Dell Technologies is focused on just about all of them, from joint innovation with component suppliers and solutions development with ISV partners, to industry-wide initiatives, and customer-specific architectures and engagements. The problem space is large, diverse and complex. So rather than trying to shoehorn everything into a single Dell Technologies edge strategy, we’re taking more of a market-centric approach to edge implementation.

However, rather than share (as some of our competitors have done) a proposed list of investments we plan to make or things we plan to do, I submit for your reading pleasure a (non-exhaustive) list of things Dell Technologies is actually DOING related to the “edge:”

  • Dell EMC is a leader in modular data centers (MDCs), allowing our customers to re-define where the “Edge” actually is, and putting IT where it needs to be, rather than in facilities built for where it needed to be in the past. Dell EMC delivers MDCs in different scale and form factors to best meet customer needs. These MDCs also include complete remote management capabilities.
  • Dell EMC offers a broad range of Power Edge Servers and subset of these servers are also offered in ruggedized and short-depth form factors for edge deployments, such as the Dell EMC PowerEdge XR2.
  • Dell EMC also enables accelerators based on FPGAs and GPUs that can be used to accelerate network services, analytics and customer applications at the edge.
  • Dell has an entire range of Edge Gateways specifically focused on IoT.
  • Dell is a founding member of EdgeX Foundry, focused on building a common, open framework for IoT edge computing.
  • Dell EMC Networking has launched the Virtual Edge Platform (VEP), a family of Universal CPE focused on the Access Edge, ideally suited for SD-WAN applications.
    • VMware has also acquired VeloCloud to extend its NSX technology with SD-WAN functionality.
  • Dell EMC Networking has a long history of partnering with leading wireless providers, including Aerohive and Ruckus Networks.
  • Dell EMC is a Platinum member of the Open Networking Foundation (ONF), focused on delivering open reference architectures for the network (or carrier) edge.
  • VMware has introduced their Virtual Cloud Network, providing a ubiquitous software layer from data center to cloud to edge.

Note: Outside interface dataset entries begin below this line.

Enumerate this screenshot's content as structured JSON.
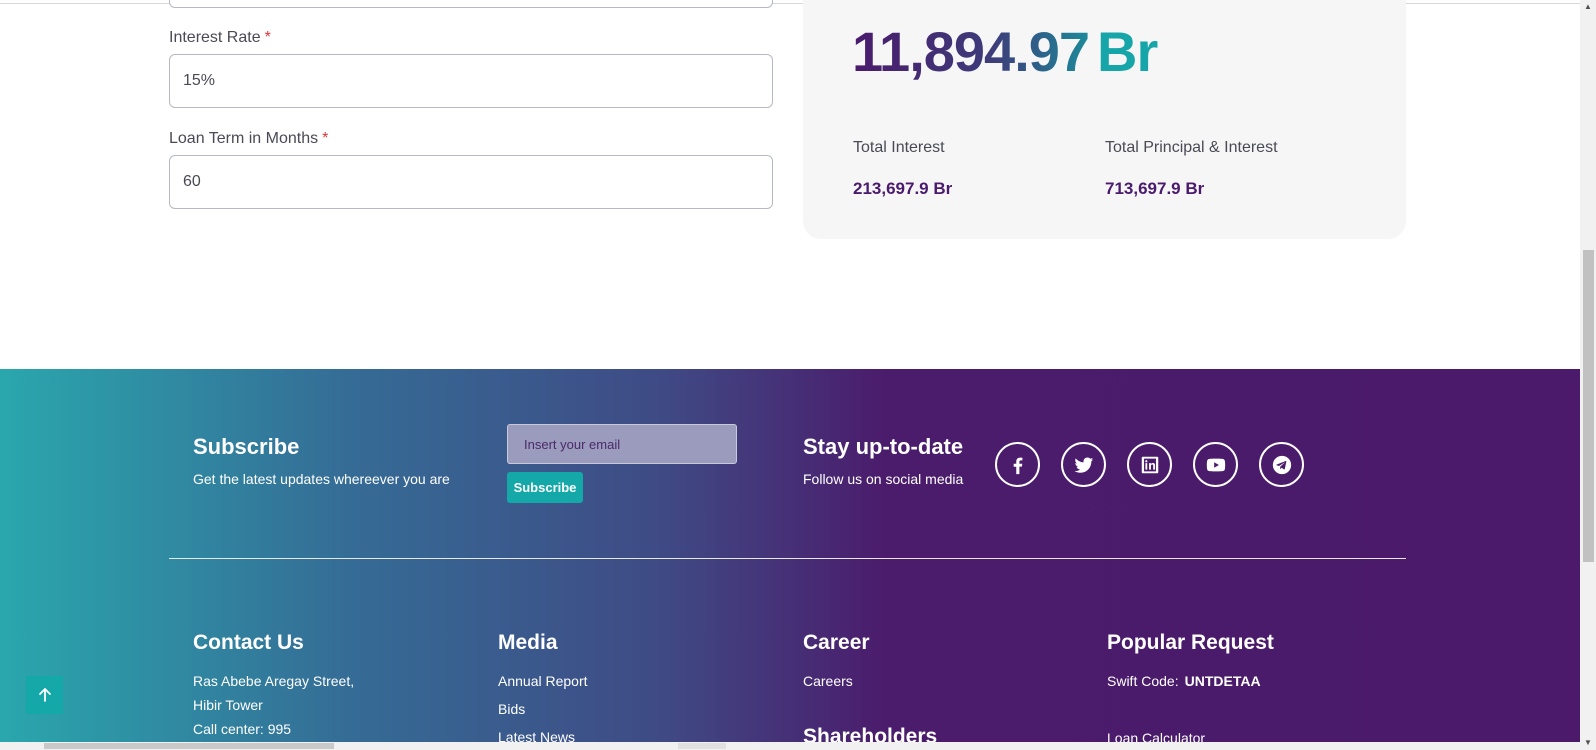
{
  "form": {
    "interest_rate": {
      "label": "Interest Rate",
      "required_mark": "*",
      "value": "15%"
    },
    "loan_term": {
      "label": "Loan Term in Months",
      "required_mark": "*",
      "value": "60"
    }
  },
  "result": {
    "monthly_amount": "11,894.97",
    "currency": "Br",
    "total_interest_label": "Total Interest",
    "total_interest_value": "213,697.9 Br",
    "total_pi_label": "Total Principal & Interest",
    "total_pi_value": "713,697.9 Br"
  },
  "footer": {
    "subscribe": {
      "title": "Subscribe",
      "subtitle": "Get the latest updates whereever you are",
      "email_placeholder": "Insert your email",
      "button": "Subscribe"
    },
    "social": {
      "title": "Stay up-to-date",
      "subtitle": "Follow us on social media",
      "icons": [
        "facebook-icon",
        "twitter-icon",
        "linkedin-icon",
        "youtube-icon",
        "telegram-icon"
      ]
    },
    "contact": {
      "title": "Contact Us",
      "lines": [
        "Ras Abebe Aregay Street,",
        "Hibir Tower",
        "Call center: 995"
      ]
    },
    "media": {
      "title": "Media",
      "links": [
        "Annual Report",
        "Bids",
        "Latest News"
      ]
    },
    "career": {
      "title": "Career",
      "links": [
        "Careers"
      ],
      "shareholders_title": "Shareholders"
    },
    "popular": {
      "title": "Popular Request",
      "swift_label": "Swift Code:",
      "swift_code": "UNTDETAA",
      "loan_calculator": "Loan Calculator"
    }
  },
  "colors": {
    "brand_purple": "#4b1a6a",
    "brand_teal": "#14a8a8"
  }
}
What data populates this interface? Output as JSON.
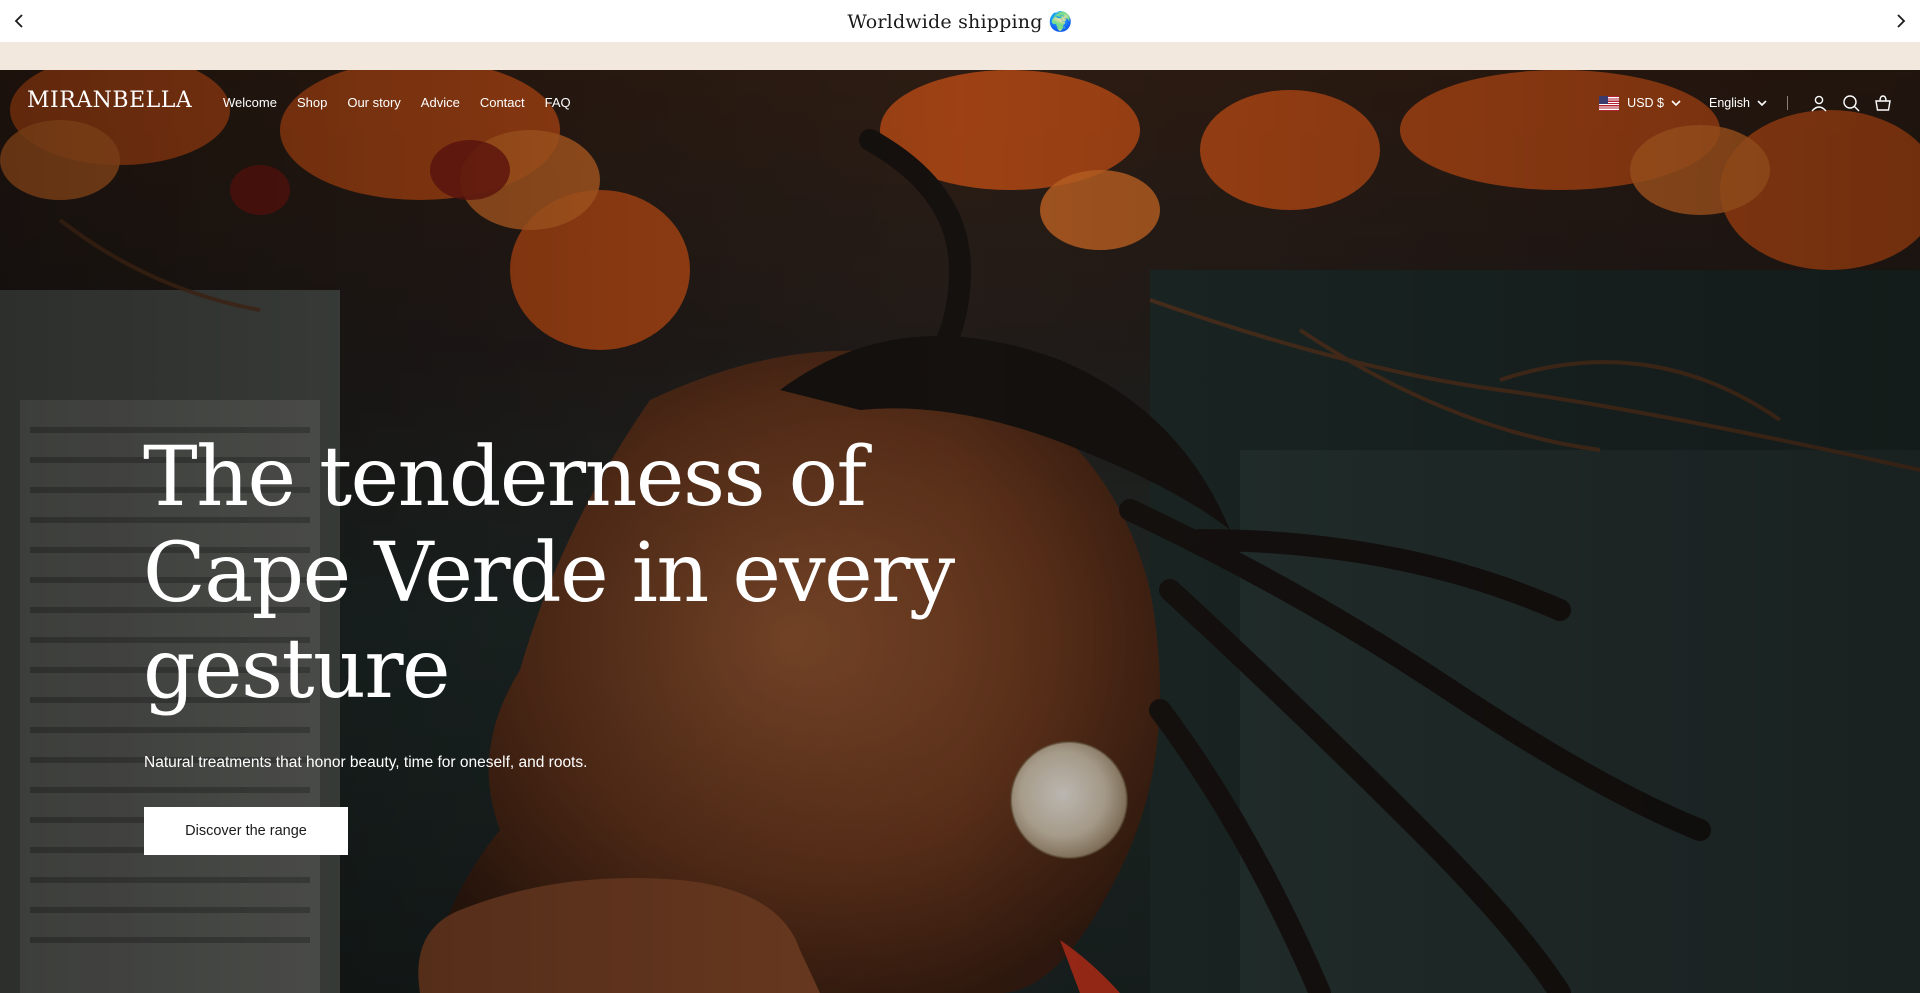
{
  "announcement": {
    "text": "Worldwide shipping 🌍",
    "prev_icon": "chevron-left-icon",
    "next_icon": "chevron-right-icon"
  },
  "header": {
    "logo": "MIRANBELLA",
    "nav": [
      "Welcome",
      "Shop",
      "Our story",
      "Advice",
      "Contact",
      "FAQ"
    ],
    "currency": "USD $",
    "currency_flag": "us-flag-icon",
    "language": "English",
    "icons": [
      "account-icon",
      "search-icon",
      "cart-icon"
    ]
  },
  "hero": {
    "headline": "The tenderness of Cape Verde in every gesture",
    "subtitle": "Natural treatments that honor beauty, time for oneself, and roots.",
    "cta_label": "Discover the range"
  },
  "colors": {
    "announcement_bg": "#ffffff",
    "strip_bg": "#f3e8de",
    "text_on_hero": "#ffffff",
    "cta_bg": "#ffffff",
    "cta_text": "#1a1a1a"
  }
}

At Dell Technologies, “edge” is more than just a buzzword or a proposed investment, it’s part of our solutions-oriented approach. We’re ready to help you find out what problems the edge can solve for you.

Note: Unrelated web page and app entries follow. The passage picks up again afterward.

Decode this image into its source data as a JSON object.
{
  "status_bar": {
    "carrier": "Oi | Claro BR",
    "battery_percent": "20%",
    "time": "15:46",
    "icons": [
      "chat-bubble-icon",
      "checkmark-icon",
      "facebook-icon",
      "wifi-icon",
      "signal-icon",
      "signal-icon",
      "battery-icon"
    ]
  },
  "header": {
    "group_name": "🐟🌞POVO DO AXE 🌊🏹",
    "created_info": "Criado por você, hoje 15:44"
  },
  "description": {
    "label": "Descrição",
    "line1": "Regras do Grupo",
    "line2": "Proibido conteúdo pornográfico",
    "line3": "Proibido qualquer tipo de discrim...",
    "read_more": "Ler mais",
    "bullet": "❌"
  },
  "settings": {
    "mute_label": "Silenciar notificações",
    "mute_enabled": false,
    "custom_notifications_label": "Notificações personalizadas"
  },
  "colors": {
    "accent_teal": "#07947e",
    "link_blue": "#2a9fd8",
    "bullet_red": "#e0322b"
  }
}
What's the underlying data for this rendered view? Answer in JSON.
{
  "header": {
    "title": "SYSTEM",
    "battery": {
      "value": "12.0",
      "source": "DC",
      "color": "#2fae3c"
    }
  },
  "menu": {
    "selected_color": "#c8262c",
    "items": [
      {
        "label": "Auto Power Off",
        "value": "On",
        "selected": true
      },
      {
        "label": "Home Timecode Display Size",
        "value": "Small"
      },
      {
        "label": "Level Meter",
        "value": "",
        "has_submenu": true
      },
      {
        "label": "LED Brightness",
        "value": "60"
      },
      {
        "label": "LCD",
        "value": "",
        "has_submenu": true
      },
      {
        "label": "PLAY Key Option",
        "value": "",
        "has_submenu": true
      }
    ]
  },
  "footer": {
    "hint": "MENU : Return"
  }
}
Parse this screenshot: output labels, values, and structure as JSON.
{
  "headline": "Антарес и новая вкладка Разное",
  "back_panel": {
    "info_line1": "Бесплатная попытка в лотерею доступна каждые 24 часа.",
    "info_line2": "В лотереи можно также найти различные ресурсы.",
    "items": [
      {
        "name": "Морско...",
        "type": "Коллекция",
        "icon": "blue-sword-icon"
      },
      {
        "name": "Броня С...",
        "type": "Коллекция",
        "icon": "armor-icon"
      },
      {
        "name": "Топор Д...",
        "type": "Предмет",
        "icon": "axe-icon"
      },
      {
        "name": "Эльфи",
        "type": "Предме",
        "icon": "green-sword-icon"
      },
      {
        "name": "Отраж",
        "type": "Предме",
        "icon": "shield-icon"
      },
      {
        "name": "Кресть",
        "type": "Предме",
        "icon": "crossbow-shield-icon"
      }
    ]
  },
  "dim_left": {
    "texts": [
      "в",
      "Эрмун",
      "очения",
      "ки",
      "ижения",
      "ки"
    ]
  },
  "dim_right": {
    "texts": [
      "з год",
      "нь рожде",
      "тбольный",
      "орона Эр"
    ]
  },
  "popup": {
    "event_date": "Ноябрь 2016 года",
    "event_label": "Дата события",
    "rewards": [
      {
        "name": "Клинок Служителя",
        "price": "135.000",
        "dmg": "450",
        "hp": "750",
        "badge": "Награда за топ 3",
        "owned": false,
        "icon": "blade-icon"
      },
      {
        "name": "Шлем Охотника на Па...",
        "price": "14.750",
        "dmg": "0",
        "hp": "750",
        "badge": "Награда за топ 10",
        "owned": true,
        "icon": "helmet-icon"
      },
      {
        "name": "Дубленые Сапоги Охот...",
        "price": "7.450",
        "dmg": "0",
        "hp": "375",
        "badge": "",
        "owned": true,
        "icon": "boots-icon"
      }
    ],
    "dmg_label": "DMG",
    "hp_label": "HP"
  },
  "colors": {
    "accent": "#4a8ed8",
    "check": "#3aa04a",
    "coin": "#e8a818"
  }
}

About the Author: Kevin Shatzkamer

Kevin Shatzkamer is Vice President and General Manager, Service Provider Strategy and Solutions at Dell Technologies with responsibility for strategy and architectural evolution of the intersection points of network infrastructure technologies, cloud and virtualization platforms, and software programmability. His organizational responsibility encompasses industry strategy and investment analysis, business development and go-to-market activities, technical architecture and engineering, and infrastructure evolution / futures-planning. He is also responsible for leading the Dell Technologies 5G strategy in close collaboration with industry-leading telecommunications providers globally. Mr. Shatzkamer represents Dell Technologies on the World Economic Forum (WEF) Global Futures Council on New Network Technologies (5G-related). Mr. Shatzkamer's ecosystem-wide, experience-centric approach to working with customers allows for the identification and exploitation of synergies between disparate organizations to derive new technology / business models for the mobile industry, especially as “5G” defines transformation from technical architecture to ecosystem and service offerings. With over 20 years of industry experience, Mr. Shatzkamer joined Dell EMC in 2016, with prior experience at Brocade (Service Provider CTO, Head of Brocade Labs) and Cisco (Distinguished Systems Engineer). He holds more than 50 patents related to all areas of work. He received a Bachelor’s of Science from the University of Florida, a Master’s of Business Administration from Indiana University, and a Master’s of System Design and Management from Massachusetts Institute of Technology. Mr. Shatzkamer is a regular speaker at industry forums and has published two books discussing the architectures and technologies shaping the future of the Mobile Internet (2G, 3G, and 4G networks), from RAN to services.